Please state how many lines below include the word "Login"; the reply should be the number only.

----- INPUT RECORDS

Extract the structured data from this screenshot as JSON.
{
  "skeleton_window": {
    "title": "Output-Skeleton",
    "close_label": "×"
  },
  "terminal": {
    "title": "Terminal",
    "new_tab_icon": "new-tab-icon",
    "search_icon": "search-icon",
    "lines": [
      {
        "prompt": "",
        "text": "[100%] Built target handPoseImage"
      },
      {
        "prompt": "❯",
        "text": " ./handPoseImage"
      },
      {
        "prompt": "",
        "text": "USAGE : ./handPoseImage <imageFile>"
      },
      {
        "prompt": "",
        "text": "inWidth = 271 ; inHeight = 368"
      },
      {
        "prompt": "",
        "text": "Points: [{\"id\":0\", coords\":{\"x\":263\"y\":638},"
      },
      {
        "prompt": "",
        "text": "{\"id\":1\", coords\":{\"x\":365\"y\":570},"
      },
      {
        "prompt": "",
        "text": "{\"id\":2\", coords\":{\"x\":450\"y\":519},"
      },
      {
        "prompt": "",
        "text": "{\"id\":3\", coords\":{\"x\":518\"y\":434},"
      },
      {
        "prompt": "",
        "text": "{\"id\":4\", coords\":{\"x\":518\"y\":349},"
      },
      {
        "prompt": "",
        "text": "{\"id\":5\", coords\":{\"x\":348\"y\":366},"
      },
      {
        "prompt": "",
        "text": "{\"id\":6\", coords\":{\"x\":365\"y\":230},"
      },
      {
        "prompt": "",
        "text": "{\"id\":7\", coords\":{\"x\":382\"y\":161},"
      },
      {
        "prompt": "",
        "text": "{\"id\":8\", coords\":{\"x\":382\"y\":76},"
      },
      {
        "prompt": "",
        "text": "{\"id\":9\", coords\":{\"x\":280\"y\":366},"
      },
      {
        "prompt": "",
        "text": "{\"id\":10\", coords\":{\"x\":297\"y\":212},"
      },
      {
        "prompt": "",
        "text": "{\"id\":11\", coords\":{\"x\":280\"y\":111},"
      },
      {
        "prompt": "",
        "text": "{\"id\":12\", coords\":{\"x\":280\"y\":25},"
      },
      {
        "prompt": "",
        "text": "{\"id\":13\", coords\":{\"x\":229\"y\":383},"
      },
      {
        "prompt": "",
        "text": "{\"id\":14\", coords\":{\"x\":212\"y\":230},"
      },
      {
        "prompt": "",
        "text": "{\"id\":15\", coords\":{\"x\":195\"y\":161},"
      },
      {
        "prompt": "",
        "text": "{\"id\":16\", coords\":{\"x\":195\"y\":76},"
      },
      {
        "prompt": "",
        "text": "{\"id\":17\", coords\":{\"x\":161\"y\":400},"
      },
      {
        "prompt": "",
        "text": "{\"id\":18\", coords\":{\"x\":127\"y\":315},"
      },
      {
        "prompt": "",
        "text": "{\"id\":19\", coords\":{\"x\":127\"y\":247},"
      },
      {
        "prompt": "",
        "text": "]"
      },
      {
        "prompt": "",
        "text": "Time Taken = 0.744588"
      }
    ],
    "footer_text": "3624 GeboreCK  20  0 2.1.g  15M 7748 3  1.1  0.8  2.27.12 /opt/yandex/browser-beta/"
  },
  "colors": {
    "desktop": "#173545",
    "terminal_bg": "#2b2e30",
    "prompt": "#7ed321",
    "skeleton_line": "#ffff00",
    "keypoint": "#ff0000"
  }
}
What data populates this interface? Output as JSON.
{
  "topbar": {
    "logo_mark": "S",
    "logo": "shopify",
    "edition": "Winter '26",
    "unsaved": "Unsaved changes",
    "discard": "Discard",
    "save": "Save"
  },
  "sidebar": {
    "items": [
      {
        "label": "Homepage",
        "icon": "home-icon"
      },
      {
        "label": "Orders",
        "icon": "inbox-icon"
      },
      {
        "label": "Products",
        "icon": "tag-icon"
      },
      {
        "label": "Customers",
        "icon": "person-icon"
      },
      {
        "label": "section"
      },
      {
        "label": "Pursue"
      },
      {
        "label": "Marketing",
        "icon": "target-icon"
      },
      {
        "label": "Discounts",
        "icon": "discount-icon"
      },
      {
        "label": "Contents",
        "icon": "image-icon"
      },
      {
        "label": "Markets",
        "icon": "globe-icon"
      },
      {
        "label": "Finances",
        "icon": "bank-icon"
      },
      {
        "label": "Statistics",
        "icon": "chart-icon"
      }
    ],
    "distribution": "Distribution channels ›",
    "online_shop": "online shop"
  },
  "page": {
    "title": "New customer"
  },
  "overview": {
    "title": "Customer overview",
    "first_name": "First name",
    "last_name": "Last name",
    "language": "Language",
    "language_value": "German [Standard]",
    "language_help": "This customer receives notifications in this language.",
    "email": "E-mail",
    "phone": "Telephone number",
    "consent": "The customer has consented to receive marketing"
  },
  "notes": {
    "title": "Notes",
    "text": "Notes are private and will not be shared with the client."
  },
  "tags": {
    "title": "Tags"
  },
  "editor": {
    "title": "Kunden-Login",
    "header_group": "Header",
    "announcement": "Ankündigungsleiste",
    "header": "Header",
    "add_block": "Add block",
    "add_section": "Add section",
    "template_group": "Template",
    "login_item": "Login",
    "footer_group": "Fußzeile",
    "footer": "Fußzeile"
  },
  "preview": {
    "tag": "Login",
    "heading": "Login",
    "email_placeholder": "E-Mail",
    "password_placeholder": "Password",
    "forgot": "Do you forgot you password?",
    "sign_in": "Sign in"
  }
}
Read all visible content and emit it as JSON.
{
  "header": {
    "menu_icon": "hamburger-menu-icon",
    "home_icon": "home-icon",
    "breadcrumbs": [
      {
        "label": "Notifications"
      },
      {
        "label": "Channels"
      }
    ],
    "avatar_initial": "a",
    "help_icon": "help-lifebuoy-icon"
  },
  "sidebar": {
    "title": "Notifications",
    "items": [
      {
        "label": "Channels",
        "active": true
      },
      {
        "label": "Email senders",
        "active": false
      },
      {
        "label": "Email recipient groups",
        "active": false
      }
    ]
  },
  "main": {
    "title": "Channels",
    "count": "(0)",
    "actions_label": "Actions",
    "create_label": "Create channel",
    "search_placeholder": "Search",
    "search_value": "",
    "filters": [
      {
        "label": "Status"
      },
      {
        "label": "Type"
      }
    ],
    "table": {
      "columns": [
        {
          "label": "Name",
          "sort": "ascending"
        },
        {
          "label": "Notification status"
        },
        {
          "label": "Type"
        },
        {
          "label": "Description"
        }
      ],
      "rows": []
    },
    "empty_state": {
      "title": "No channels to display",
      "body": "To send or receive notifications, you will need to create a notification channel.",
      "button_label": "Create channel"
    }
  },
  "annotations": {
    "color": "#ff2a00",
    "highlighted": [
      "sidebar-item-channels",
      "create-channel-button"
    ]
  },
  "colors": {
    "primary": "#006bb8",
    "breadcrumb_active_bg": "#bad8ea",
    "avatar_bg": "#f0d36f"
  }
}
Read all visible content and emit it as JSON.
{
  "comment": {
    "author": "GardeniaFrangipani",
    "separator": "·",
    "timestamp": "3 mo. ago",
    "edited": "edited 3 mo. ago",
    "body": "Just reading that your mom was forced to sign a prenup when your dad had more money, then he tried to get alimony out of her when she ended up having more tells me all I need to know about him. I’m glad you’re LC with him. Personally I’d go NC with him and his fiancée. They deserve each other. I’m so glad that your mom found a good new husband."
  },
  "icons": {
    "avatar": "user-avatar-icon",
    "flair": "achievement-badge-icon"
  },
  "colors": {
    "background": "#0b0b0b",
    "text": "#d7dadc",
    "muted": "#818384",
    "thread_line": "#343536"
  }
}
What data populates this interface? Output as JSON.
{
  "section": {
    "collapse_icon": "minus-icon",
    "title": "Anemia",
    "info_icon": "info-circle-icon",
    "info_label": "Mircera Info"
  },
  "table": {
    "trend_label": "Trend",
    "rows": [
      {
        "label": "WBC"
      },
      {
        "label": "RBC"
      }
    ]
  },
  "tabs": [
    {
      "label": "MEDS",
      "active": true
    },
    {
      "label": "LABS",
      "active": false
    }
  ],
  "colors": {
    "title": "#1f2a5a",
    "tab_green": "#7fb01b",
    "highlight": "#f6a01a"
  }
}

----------

### RESULT
4